Accessing Health Services in Canada

This guide (The Questions: About Alberta Health Care Services) was created by a student in the Faculty of Pharmacy and Pharmaceutical Sciences and U of A student volunteers with the support of a U of A Wellness Grant.

This resource focuses on helping international students and new Canadians in the following ways:

  • Improving access to health care and health information.
  • Addressing the most frequently asked questions (FAQ) about health care services in Alberta.

 

Get Help for Your Health

Navigating available health care services while studying in Canada can be overwhelming. The following resources can help you to address your health-related concerns so that you can receive the health supports you need:

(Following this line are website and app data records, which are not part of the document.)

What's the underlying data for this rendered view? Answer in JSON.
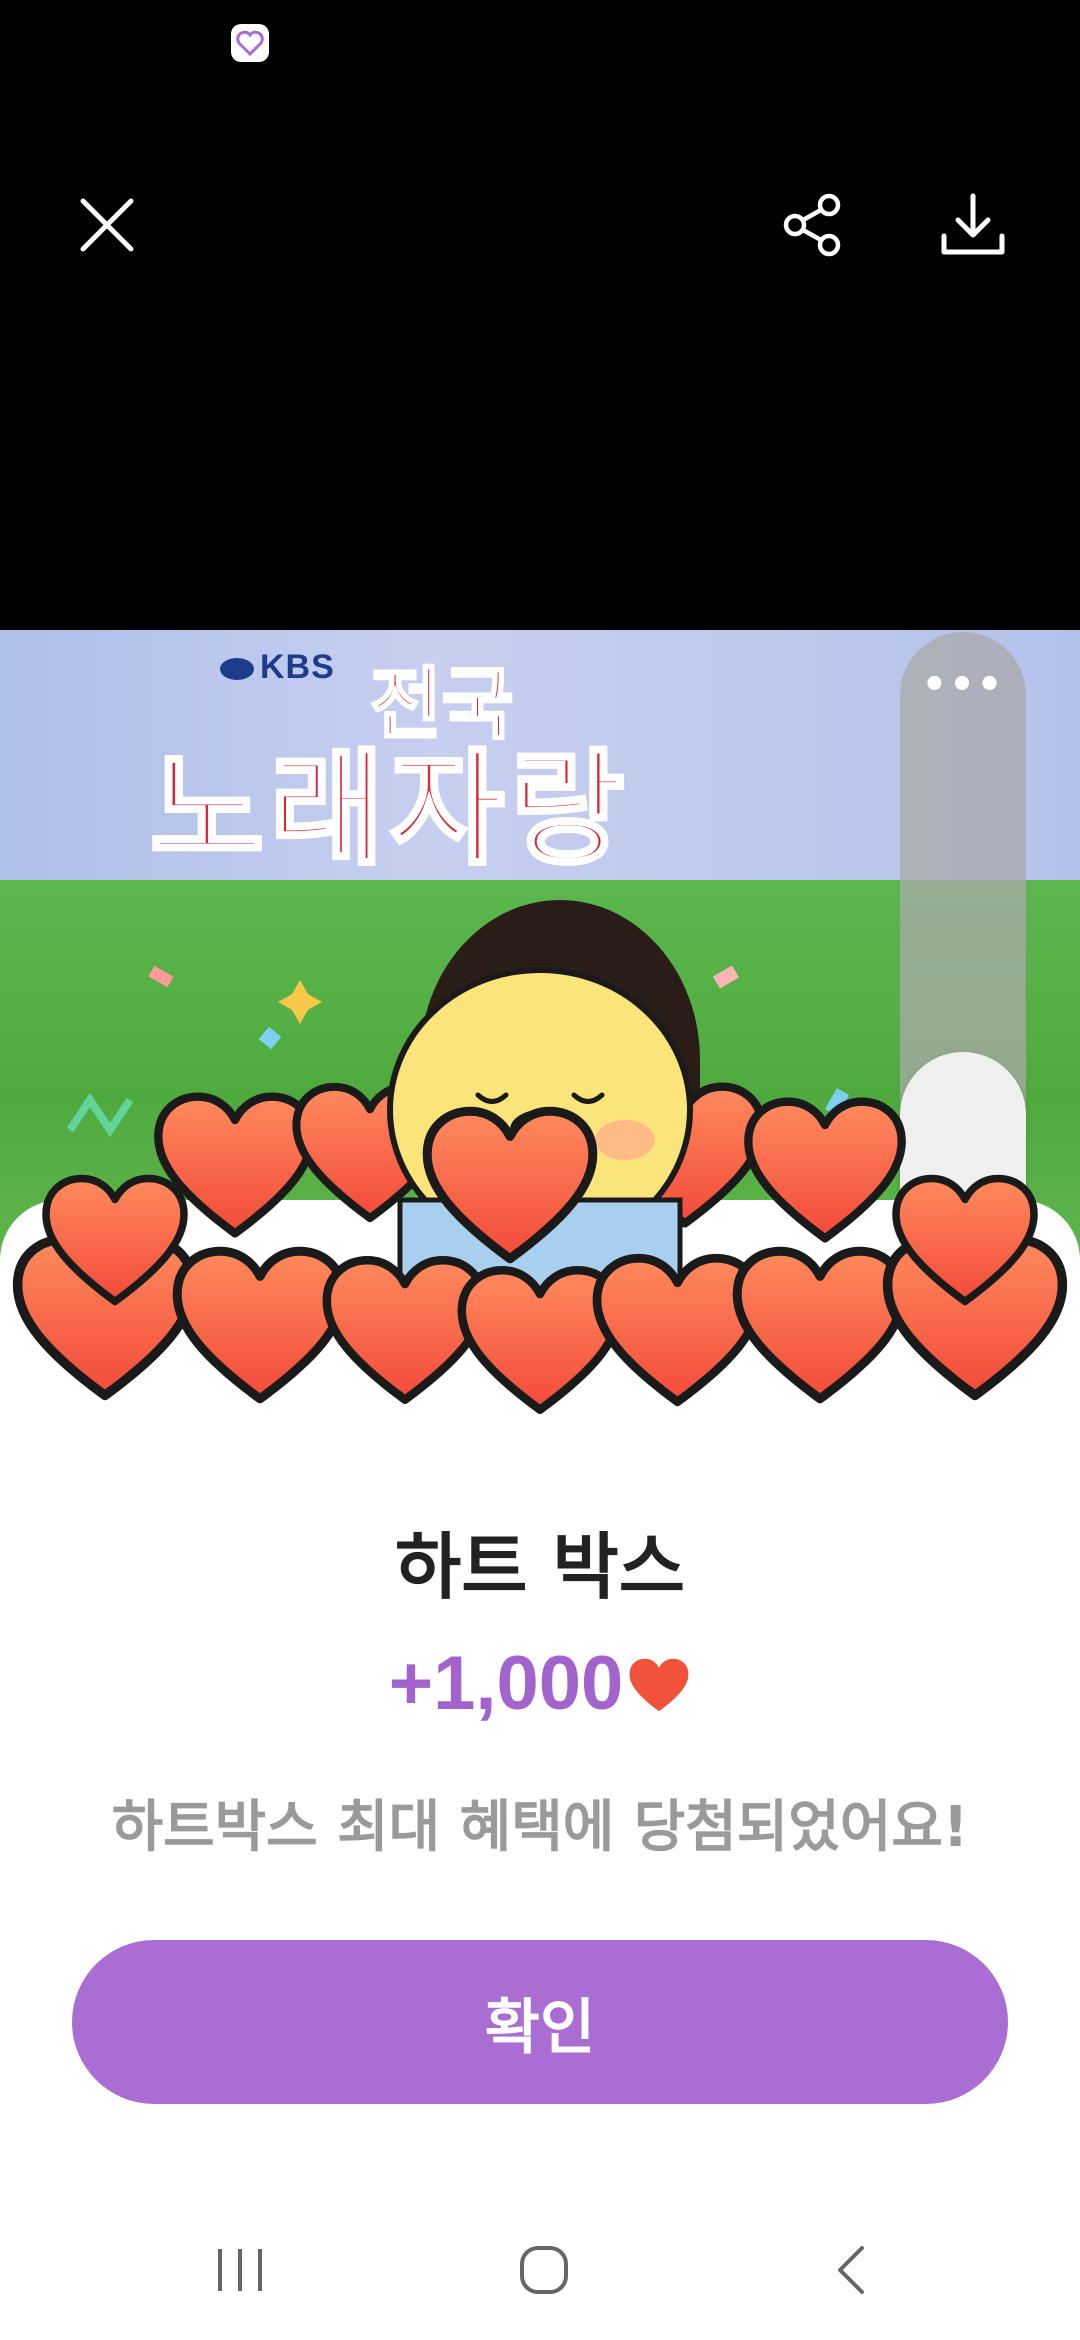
{
  "status_bar": {
    "app_icon": "heart-app-icon"
  },
  "toolbar": {
    "close_icon": "close-icon",
    "share_icon": "share-icon",
    "download_icon": "download-icon"
  },
  "video": {
    "channel_logo": "KBS",
    "program_title_line1": "전국",
    "program_title_line2": "노래자랑"
  },
  "side_panel": {
    "more_label": "•••",
    "sound_icon": "music-note-sound-icon"
  },
  "sheet": {
    "title": "하트 박스",
    "reward_amount": "+1,000",
    "reward_icon": "heart-icon",
    "description": "하트박스 최대 혜택에 당첨되었어요!",
    "confirm_label": "확인"
  },
  "colors": {
    "accent": "#a96dd4",
    "reward_text": "#a363cc",
    "heart": "#f0523a"
  },
  "nav": {
    "recent_icon": "recent-apps-icon",
    "home_icon": "home-icon",
    "back_icon": "back-icon"
  }
}
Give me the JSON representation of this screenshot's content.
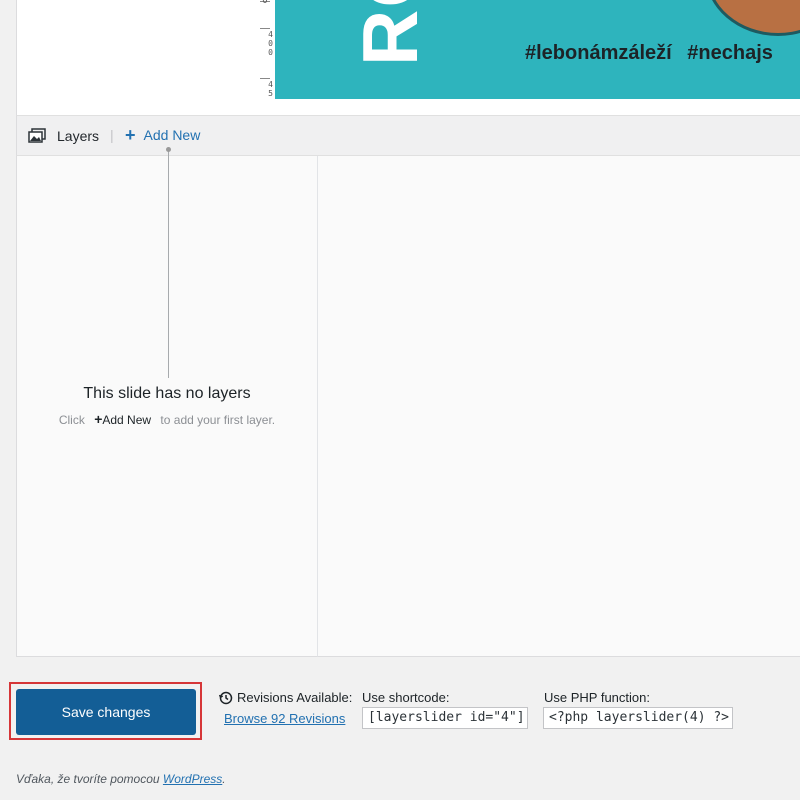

  • Talk to someone: If you feel unwell you can talk to health professionals located on or off campus, or to friends/family members who can help you find appropriate resources.
  • Call Health Link: Phone 8-1-1 to call Health Link-Alberta's free 24-hour health advice and information line-to quickly and easily access health advice or health information.
  • Call 9-1-1: Phone 9-1-1 immediately if you are seriously ill or injured (potentially life-threatening).
  • Check-in with your family doctor: Family doctors are typically the first point of contact for health care in Canada and they are the best option if you are seeking ongoing medical care.

  • Glossary

    Drop-in/walk-in clinic
    If you have a medical concern, you can visit medical centres without booking appointments (e.g., University Health Centre in SUB 2-200).

    Registered nurse
    A nurse who is licensed to practice after receiving 4 years of university-level training.

    Triaged
    This terms refers to health professionals who assess patients and determine who should be treated first. The priority in this case is not first-come, first-serve. Instead, priority is based on the severity of the medical situation.

    Additional prescribing authority
    Alberta pharmacists have a unique ability to obtain this type of authority. This authority allows them to write prescriptions for certain medications (e.g., antibiotics, antidepressants, inhalers, birth control drugs, heart medications, and diabetes medications) as a way to provide ongoing patient care.

    Referral health care system
    This means there is more than one level of health care service where, upon assessment from a health provider, you may be referred to additional medical services. In Canada, there is primary, secondary, and tertiary levels of health care services.

    Ongoing medical care
    Receiving ongoing medical care means that you are receiving continuous care, and/or coming back to the same doctor as other medical issues come up. This term can also indicate that you have a designated family doctor.

    Private practice
    Canada's health care system is publicly funded. However, some health practitioners offer services that are either partially covered or not covered at all (as outlined in your insurance plan) because they are not "medically necessary" services (e.g., cosmetic surgery). These health practitioners have a private practice.